Problem statement
Extract every line from the records below that contains the word "ability".

[Records from a collection]
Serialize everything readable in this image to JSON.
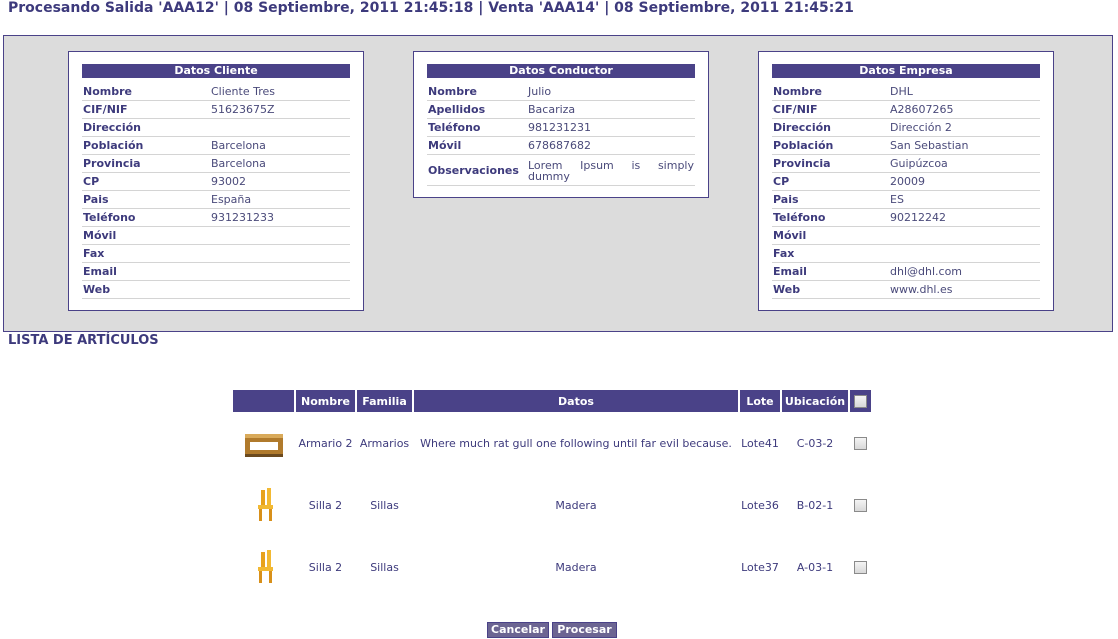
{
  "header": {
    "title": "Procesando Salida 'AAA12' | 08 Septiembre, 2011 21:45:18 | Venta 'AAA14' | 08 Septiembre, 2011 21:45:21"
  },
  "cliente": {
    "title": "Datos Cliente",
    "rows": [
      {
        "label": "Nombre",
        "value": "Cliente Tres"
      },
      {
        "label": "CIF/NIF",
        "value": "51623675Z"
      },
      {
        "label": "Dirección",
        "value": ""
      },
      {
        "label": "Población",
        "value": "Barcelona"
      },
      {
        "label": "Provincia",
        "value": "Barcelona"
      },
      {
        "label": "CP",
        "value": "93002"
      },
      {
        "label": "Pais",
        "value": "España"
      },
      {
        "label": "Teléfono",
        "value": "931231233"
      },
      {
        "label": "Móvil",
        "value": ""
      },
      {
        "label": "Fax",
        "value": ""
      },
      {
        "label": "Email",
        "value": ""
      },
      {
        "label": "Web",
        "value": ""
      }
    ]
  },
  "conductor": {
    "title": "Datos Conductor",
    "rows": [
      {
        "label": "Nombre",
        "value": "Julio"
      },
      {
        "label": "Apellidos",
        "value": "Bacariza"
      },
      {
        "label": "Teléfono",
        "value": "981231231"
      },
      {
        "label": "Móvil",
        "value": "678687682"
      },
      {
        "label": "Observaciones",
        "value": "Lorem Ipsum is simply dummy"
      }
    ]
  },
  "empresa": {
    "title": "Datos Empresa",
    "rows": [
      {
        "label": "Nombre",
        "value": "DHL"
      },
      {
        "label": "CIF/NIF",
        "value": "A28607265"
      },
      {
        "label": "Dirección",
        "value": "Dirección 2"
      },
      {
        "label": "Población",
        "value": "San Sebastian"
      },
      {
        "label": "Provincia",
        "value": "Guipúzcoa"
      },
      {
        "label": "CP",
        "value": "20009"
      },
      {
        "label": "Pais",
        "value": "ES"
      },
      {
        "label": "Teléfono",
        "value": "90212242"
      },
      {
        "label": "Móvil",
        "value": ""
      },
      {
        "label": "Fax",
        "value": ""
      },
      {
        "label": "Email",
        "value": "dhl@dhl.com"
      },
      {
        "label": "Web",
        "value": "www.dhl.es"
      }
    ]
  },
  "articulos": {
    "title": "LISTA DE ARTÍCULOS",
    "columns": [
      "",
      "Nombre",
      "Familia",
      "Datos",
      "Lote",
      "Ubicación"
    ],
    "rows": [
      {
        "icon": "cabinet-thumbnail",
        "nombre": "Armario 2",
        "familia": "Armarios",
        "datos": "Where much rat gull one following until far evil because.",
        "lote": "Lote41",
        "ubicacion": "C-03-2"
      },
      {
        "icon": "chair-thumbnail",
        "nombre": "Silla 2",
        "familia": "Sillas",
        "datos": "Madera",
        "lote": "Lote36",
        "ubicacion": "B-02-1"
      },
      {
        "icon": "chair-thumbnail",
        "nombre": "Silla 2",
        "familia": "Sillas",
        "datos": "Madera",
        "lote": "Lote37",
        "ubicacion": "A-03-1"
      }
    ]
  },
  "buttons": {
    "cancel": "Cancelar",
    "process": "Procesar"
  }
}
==
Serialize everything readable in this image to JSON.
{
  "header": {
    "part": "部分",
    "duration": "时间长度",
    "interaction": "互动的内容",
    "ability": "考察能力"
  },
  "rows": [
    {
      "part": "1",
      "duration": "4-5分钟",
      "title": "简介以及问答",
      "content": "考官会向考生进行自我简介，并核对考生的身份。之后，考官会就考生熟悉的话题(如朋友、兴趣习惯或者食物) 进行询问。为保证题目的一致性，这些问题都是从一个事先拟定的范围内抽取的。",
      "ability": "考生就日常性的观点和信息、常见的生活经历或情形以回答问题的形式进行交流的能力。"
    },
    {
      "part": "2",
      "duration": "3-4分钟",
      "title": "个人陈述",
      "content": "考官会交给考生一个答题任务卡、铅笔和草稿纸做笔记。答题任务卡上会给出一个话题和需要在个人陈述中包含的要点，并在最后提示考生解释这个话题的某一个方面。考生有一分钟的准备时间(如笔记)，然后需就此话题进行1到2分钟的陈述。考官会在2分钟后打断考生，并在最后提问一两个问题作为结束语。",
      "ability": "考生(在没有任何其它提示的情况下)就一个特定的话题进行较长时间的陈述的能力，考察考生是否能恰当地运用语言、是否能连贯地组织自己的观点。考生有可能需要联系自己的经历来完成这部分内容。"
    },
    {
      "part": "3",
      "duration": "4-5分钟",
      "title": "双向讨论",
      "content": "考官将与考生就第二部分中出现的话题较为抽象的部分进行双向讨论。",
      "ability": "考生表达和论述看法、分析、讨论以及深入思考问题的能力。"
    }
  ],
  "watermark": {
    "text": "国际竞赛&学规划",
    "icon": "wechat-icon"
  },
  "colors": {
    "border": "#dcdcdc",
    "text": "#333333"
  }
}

Result below
    "ability": "考察能力"
      "ability": "考生就日常性的观点和信息、常见的生活经历或情形以回答问题的形式进行交流的能力。"
      "ability": "考生(在没有任何其它提示的情况下)就一个特定的话题进行较长时间的陈述的能力，考察考生是否能恰当地运用语言、是否能连贯地组织自己的观点。考生有可能需要联系自己的经历来完成这部分内容。"
      "ability": "考生表达和论述看法、分析、讨论以及深入思考问题的能力。"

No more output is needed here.